CHARLOTTESVILLE, Va.-- In a July 19th letter to Virginia Governor James Gilmore, John W. Whitehead, president of The Rutherford Institute, urged Governor Gilmore to conduct a careful and thorough investigation into reports that an institution funded by the Commonwealth of Virginia, the Jones Institute for Reproductive Medicine in Norfolk, is creating human embryos specifically for the purpose of embryonic stem cell research.
On the eve of President Bush's expected decision on whether or not to approve federal funding for stem cell research on human embryos, Whitehead is asking decision-makers to carefully balance the actual medical benefits of such research with the ethical question of destroying human embryos. If we are to allow such research, Whitehead believes, then two things must be true: first, that the embryos will be destroyed anyway; and second, that the research will indeed save thousands, if not millions, of lives. Citing the Jones Institute's present research project and a recent scientific study, Whitehead challenges these rationales. By growing human embryos for purposes of experimentation and destruction, Whitehead states, the Jones Institute has removed the condition under which many ethicists have found embryonic research acceptable: that the experimentation be conducted on embryos discarded unused from fertilization therapy. In addition, the ethical and legal ramifications involved in producing embryos from biological donors who are unaware of what their genetic material is being used for is cause for alarm. As to the question of saving lives, Whitehead cites a study in a recent issue of the journal Science, which found that embryonic stem cells, at least in mice, are much more unpredictable than previously thought.

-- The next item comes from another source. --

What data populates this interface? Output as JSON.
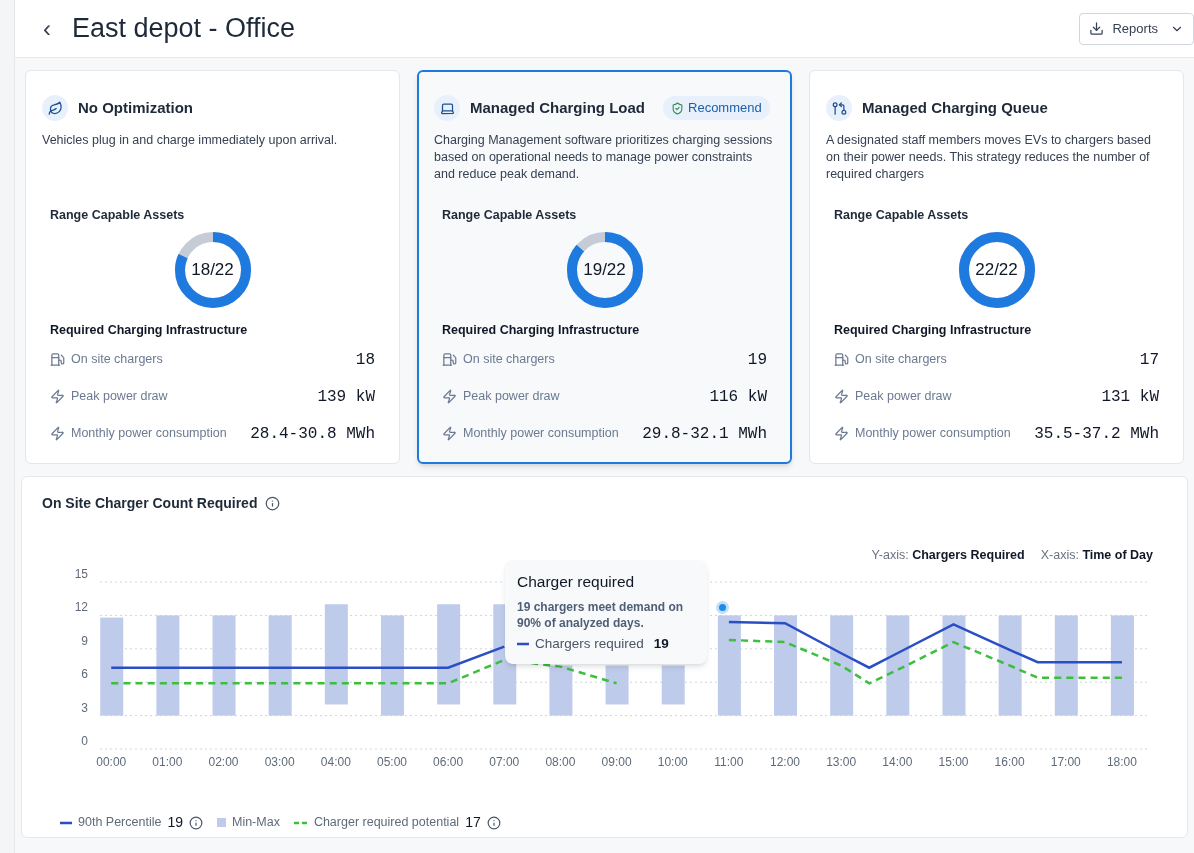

"This is not to suggest that federal and state tax dollars should not be used to support controversial medical research," said Mr. Whitehead. "In the case of embryonic research, on the other hand, a great many citizens believe the immoral destruction of human life is involved. Respect for these views, particularly in light of new evidence questioning the efficacy of stem cell research, counsels caution and sensitivity."
The Rutherford Institute is an international, nonprofit civil liberties organization committed to defending constitutional and human rights.